• Work instructions
Retype the records that follow, every line exactly as written.

Element data from apps and pages:
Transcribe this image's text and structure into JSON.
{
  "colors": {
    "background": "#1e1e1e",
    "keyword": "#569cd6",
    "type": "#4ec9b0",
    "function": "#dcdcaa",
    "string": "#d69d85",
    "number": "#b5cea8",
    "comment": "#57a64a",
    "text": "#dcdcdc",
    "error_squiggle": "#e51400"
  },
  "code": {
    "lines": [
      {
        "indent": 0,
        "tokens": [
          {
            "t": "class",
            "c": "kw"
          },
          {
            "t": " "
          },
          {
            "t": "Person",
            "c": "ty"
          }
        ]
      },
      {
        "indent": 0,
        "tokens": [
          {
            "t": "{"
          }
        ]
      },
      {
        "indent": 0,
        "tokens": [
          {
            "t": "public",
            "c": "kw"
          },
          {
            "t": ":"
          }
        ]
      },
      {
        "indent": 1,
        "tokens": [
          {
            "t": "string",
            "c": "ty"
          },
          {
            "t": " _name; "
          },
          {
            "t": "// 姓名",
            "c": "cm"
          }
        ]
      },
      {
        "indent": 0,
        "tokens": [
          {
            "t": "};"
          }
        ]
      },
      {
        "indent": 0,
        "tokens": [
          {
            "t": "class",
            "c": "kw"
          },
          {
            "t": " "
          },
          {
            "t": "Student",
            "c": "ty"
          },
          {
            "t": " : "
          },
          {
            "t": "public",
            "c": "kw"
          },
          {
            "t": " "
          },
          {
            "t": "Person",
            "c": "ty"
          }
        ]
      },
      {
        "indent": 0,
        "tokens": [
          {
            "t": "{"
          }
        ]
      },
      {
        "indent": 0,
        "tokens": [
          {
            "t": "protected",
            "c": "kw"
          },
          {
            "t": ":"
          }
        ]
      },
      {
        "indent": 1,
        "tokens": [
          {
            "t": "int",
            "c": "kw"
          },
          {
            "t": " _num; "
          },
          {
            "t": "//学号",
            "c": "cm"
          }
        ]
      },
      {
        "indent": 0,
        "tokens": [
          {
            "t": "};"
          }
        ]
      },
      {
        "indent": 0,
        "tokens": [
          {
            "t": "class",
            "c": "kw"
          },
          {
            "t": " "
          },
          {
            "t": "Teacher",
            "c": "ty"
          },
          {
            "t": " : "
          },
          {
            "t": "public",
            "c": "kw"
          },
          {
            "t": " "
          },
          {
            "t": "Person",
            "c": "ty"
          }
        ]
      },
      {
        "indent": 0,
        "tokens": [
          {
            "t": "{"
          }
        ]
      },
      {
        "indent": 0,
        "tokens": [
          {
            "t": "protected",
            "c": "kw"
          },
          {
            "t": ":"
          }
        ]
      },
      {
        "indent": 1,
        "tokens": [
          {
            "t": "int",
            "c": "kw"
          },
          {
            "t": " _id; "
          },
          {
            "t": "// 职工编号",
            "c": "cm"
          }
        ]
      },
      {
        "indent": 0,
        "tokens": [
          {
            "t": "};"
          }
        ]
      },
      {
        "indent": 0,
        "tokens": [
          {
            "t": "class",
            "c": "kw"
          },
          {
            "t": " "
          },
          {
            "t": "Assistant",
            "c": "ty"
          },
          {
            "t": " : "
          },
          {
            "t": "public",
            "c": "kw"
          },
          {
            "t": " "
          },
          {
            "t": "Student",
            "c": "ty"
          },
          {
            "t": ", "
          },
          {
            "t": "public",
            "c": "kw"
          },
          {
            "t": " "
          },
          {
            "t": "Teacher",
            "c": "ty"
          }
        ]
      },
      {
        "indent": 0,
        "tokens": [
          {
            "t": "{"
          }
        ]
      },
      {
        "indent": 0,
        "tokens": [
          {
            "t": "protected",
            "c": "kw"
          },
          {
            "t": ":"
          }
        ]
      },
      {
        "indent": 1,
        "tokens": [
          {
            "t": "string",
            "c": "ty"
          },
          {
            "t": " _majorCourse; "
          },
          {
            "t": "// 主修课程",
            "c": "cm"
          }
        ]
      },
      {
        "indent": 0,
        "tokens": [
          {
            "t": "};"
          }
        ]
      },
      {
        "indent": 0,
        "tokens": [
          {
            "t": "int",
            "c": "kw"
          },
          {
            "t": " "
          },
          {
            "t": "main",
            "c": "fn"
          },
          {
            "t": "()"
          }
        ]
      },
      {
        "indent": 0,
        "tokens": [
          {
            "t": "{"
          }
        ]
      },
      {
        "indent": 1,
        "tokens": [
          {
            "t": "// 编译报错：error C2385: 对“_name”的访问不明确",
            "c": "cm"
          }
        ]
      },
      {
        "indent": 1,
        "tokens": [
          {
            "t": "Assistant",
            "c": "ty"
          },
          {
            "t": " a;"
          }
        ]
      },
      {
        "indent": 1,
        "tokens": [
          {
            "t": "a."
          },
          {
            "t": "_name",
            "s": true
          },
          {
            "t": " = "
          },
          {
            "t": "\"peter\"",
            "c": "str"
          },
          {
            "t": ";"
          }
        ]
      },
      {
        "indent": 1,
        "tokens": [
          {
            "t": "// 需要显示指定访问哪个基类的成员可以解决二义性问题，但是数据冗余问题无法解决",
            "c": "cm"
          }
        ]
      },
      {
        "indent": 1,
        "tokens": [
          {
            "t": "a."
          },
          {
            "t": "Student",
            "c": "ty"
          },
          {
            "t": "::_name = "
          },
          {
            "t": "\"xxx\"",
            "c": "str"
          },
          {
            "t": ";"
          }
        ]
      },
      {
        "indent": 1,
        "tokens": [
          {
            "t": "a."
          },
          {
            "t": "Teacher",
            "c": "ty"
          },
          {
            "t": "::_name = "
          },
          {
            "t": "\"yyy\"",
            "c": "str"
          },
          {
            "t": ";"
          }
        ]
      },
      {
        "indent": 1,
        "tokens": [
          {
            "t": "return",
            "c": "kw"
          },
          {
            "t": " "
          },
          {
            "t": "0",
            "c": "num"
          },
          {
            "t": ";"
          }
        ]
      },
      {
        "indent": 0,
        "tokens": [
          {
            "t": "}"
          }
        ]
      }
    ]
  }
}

• Worked solution
Transcribe this image's text and structure into JSON.
{
  "colors": {
    "background": "#1e1e1e",
    "keyword": "#569cd6",
    "type": "#4ec9b0",
    "function": "#dcdcaa",
    "string": "#d69d85",
    "number": "#b5cea8",
    "comment": "#57a64a",
    "text": "#dcdcdc",
    "error_squiggle": "#e51400"
  },
  "code": {
    "lines": [
      {
        "indent": 0,
        "tokens": [
          {
            "t": "class",
            "c": "kw"
          },
          {
            "t": " "
          },
          {
            "t": "Person",
            "c": "ty"
          }
        ]
      },
      {
        "indent": 0,
        "tokens": [
          {
            "t": "{"
          }
        ]
      },
      {
        "indent": 0,
        "tokens": [
          {
            "t": "public",
            "c": "kw"
          },
          {
            "t": ":"
          }
        ]
      },
      {
        "indent": 1,
        "tokens": [
          {
            "t": "string",
            "c": "ty"
          },
          {
            "t": " _name; "
          },
          {
            "t": "// 姓名",
            "c": "cm"
          }
        ]
      },
      {
        "indent": 0,
        "tokens": [
          {
            "t": "};"
          }
        ]
      },
      {
        "indent": 0,
        "tokens": [
          {
            "t": "class",
            "c": "kw"
          },
          {
            "t": " "
          },
          {
            "t": "Student",
            "c": "ty"
          },
          {
            "t": " : "
          },
          {
            "t": "public",
            "c": "kw"
          },
          {
            "t": " "
          },
          {
            "t": "Person",
            "c": "ty"
          }
        ]
      },
      {
        "indent": 0,
        "tokens": [
          {
            "t": "{"
          }
        ]
      },
      {
        "indent": 0,
        "tokens": [
          {
            "t": "protected",
            "c": "kw"
          },
          {
            "t": ":"
          }
        ]
      },
      {
        "indent": 1,
        "tokens": [
          {
            "t": "int",
            "c": "kw"
          },
          {
            "t": " _num; "
          },
          {
            "t": "//学号",
            "c": "cm"
          }
        ]
      },
      {
        "indent": 0,
        "tokens": [
          {
            "t": "};"
          }
        ]
      },
      {
        "indent": 0,
        "tokens": [
          {
            "t": "class",
            "c": "kw"
          },
          {
            "t": " "
          },
          {
            "t": "Teacher",
            "c": "ty"
          },
          {
            "t": " : "
          },
          {
            "t": "public",
            "c": "kw"
          },
          {
            "t": " "
          },
          {
            "t": "Person",
            "c": "ty"
          }
        ]
      },
      {
        "indent": 0,
        "tokens": [
          {
            "t": "{"
          }
        ]
      },
      {
        "indent": 0,
        "tokens": [
          {
            "t": "protected",
            "c": "kw"
          },
          {
            "t": ":"
          }
        ]
      },
      {
        "indent": 1,
        "tokens": [
          {
            "t": "int",
            "c": "kw"
          },
          {
            "t": " _id; "
          },
          {
            "t": "// 职工编号",
            "c": "cm"
          }
        ]
      },
      {
        "indent": 0,
        "tokens": [
          {
            "t": "};"
          }
        ]
      },
      {
        "indent": 0,
        "tokens": [
          {
            "t": "class",
            "c": "kw"
          },
          {
            "t": " "
          },
          {
            "t": "Assistant",
            "c": "ty"
          },
          {
            "t": " : "
          },
          {
            "t": "public",
            "c": "kw"
          },
          {
            "t": " "
          },
          {
            "t": "Student",
            "c": "ty"
          },
          {
            "t": ", "
          },
          {
            "t": "public",
            "c": "kw"
          },
          {
            "t": " "
          },
          {
            "t": "Teacher",
            "c": "ty"
          }
        ]
      },
      {
        "indent": 0,
        "tokens": [
          {
            "t": "{"
          }
        ]
      },
      {
        "indent": 0,
        "tokens": [
          {
            "t": "protected",
            "c": "kw"
          },
          {
            "t": ":"
          }
        ]
      },
      {
        "indent": 1,
        "tokens": [
          {
            "t": "string",
            "c": "ty"
          },
          {
            "t": " _majorCourse; "
          },
          {
            "t": "// 主修课程",
            "c": "cm"
          }
        ]
      },
      {
        "indent": 0,
        "tokens": [
          {
            "t": "};"
          }
        ]
      },
      {
        "indent": 0,
        "tokens": [
          {
            "t": "int",
            "c": "kw"
          },
          {
            "t": " "
          },
          {
            "t": "main",
            "c": "fn"
          },
          {
            "t": "()"
          }
        ]
      },
      {
        "indent": 0,
        "tokens": [
          {
            "t": "{"
          }
        ]
      },
      {
        "indent": 1,
        "tokens": [
          {
            "t": "// 编译报错：error C2385: 对“_name”的访问不明确",
            "c": "cm"
          }
        ]
      },
      {
        "indent": 1,
        "tokens": [
          {
            "t": "Assistant",
            "c": "ty"
          },
          {
            "t": " a;"
          }
        ]
      },
      {
        "indent": 1,
        "tokens": [
          {
            "t": "a."
          },
          {
            "t": "_name",
            "s": true
          },
          {
            "t": " = "
          },
          {
            "t": "\"peter\"",
            "c": "str"
          },
          {
            "t": ";"
          }
        ]
      },
      {
        "indent": 1,
        "tokens": [
          {
            "t": "// 需要显示指定访问哪个基类的成员可以解决二义性问题，但是数据冗余问题无法解决",
            "c": "cm"
          }
        ]
      },
      {
        "indent": 1,
        "tokens": [
          {
            "t": "a."
          },
          {
            "t": "Student",
            "c": "ty"
          },
          {
            "t": "::_name = "
          },
          {
            "t": "\"xxx\"",
            "c": "str"
          },
          {
            "t": ";"
          }
        ]
      },
      {
        "indent": 1,
        "tokens": [
          {
            "t": "a."
          },
          {
            "t": "Teacher",
            "c": "ty"
          },
          {
            "t": "::_name = "
          },
          {
            "t": "\"yyy\"",
            "c": "str"
          },
          {
            "t": ";"
          }
        ]
      },
      {
        "indent": 1,
        "tokens": [
          {
            "t": "return",
            "c": "kw"
          },
          {
            "t": " "
          },
          {
            "t": "0",
            "c": "num"
          },
          {
            "t": ";"
          }
        ]
      },
      {
        "indent": 0,
        "tokens": [
          {
            "t": "}"
          }
        ]
      }
    ]
  }
}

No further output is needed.